● TASK DIRECTIONS:
Should the listing contain images, exclude them; give the rest again exactly.

● GIVEN DATA:

---+---

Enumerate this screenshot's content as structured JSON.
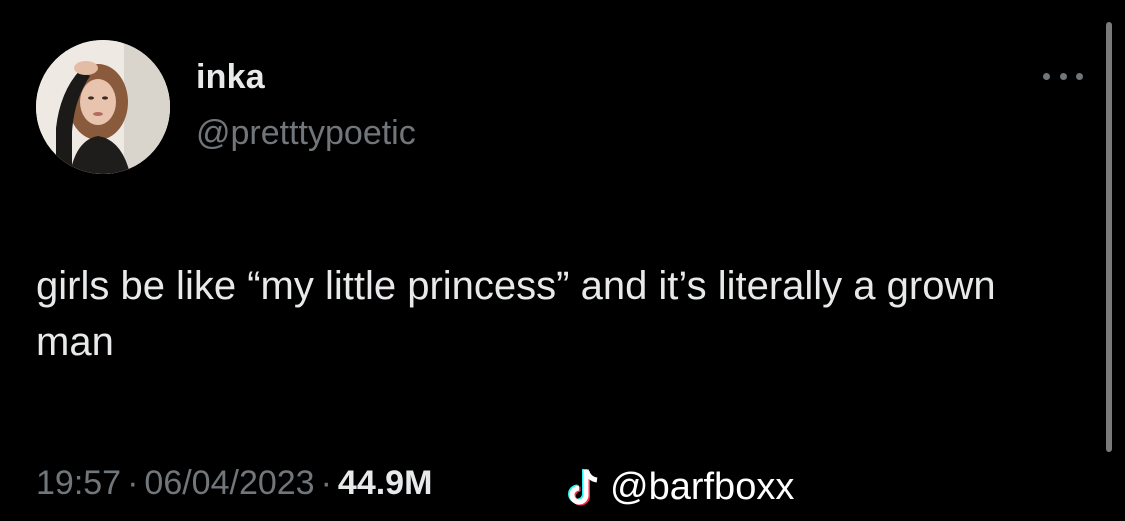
{
  "author": {
    "display_name": "inka",
    "handle": "@pretttypoetic",
    "avatar": "profile-photo"
  },
  "tweet": {
    "text": "girls be like “my little princess” and it’s literally a grown man"
  },
  "meta": {
    "time": "19:57",
    "separator": "·",
    "date": "06/04/2023",
    "views_count": "44.9M"
  },
  "more_icon": "more-horizontal-icon",
  "watermark": {
    "icon": "tiktok-icon",
    "handle": "@barfboxx"
  },
  "colors": {
    "background": "#000000",
    "primary_text": "#e7e9ea",
    "secondary_text": "#71767b"
  }
}
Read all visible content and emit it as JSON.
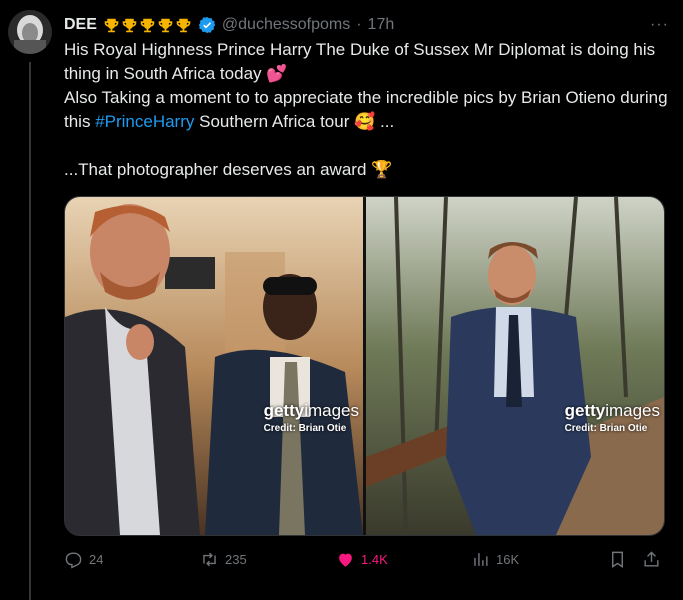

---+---

● RESPONSE BOX:
Enumerate this screenshot's content as structured JSON.
{
  "author": {
    "display_name": "inka",
    "handle": "@pretttypoetic",
    "avatar": "profile-photo"
  },
  "tweet": {
    "text": "girls be like “my little princess” and it’s literally a grown man"
  },
  "meta": {
    "time": "19:57",
    "separator": "·",
    "date": "06/04/2023",
    "views_count": "44.9M"
  },
  "more_icon": "more-horizontal-icon",
  "watermark": {
    "icon": "tiktok-icon",
    "handle": "@barfboxx"
  },
  "colors": {
    "background": "#000000",
    "primary_text": "#e7e9ea",
    "secondary_text": "#71767b"
  }
}
Read all visible content and emit it as JSON.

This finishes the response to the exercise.